1-      In 2016 the infant mortality rate in Haiti – deaths of children aged one year or younger – was 52.2 per 1,000 live births, whereas the U.S. rate was 5.6 per 1,000. The main reasons for the high ratio in Haiti come down to crushing poverty, poor health infrastructure and the lack of accessible healthcare.

2-      75 percent of mothers in Haiti give birth at home, without a skilled birth attendant or access to emergency childbirth services. The main reason for this is that much of Haiti is rural and underdeveloped. With 55 percent of Haitians living in rural areas, most mothers do not have access to proper medical facilities, emergency transportation, or skilled midwives. This leaves the majority of mothers in Haiti without the proper support through labor.

3-      The maternal mortality rate of the country was 359 to 100,000 live births in 2015. Most of the maternal deaths in Haiti are preventable as they are mostly caused by eclampsia, sepsis and postpartum hemorrhages. Reducing this ratio is important, as children who have lost their mothers are 10 times more likely to die prematurely than those who are with their mothers.

4-      Only 37 percent of births are delivered with a skilled attendant present. Haiti has one midwife for every 50,000 people according to the United Nations Population Fund. The 2010 Haiti earthquake harshened these conditions as the natural disaster destroyed the main school in Haiti for midwives, took the lives of many healthcare professionals and led to the emigration of other workers.

5-      With this said, there are nonprofit organizations that are working together to reduce the infant mortality rate in Haiti. Every Mother Counts is an organization based in New York that dedicates its resources to making pregnancy and childbirth safe for mothers around the world. This organization supports Midwives for Haiti in order to train newly skilled birth attendants with the goal to improve the quality of care and access to skilled delivery care in Haiti. Since 2012, Every Mother Counts has funded the training of 69 midwives in Haiti, who continue to deliver around 200 babies every year.

Midwives for Haiti is a grassroots nonprofit organization working in Haiti to reduce both maternal and infant mortality rates. The organization runs educational programs to train Haitian nurses in the skills necessary for deliveries, and then empowers these individuals to reach rural mothers that need care. The resources they have collected provide mobile prenatal clinics, reaching women across 23 rural villages. These efforts are crucial in reducing the infant mortality rate, as the World Health Organization has identified the investment in health workers as being the critical building block for healthier deliveries around the world.

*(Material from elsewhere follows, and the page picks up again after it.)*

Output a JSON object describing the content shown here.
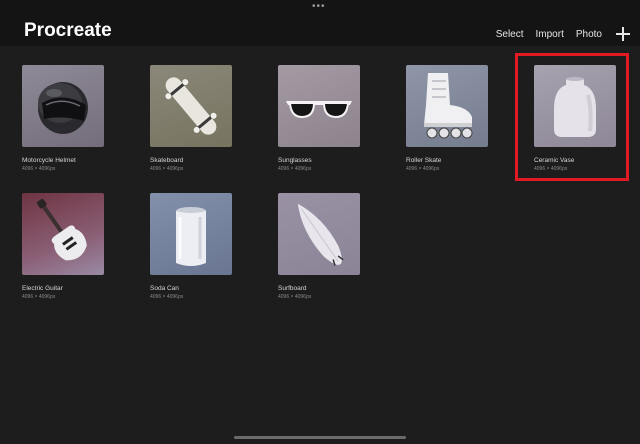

With the support of these organizations, every year the infant mortality rate is estimated to be falling by about 3 percent and since 1990, the maternal mortality rate in Haiti has declined by 43 percent.

While there have been great health improvements in Haiti for pregnancy and childbirth, there is more that can be done. The U.S. can improve the odds further by passing the Reach Every Child and Mother Act. The bill would create reforms to increase the impact and effectiveness of The United States Agency for International Development (USAID) for maternal and child survival programs. Additionally, the bill would provide USAID the right to implement new and innovative financial tools that are already helping countries in need. By supporting and passing this piece of legislation, USAID will be given another tool to save the lives of mothers and infants in Haiti and around the rest of the world.

Tess Hinteregger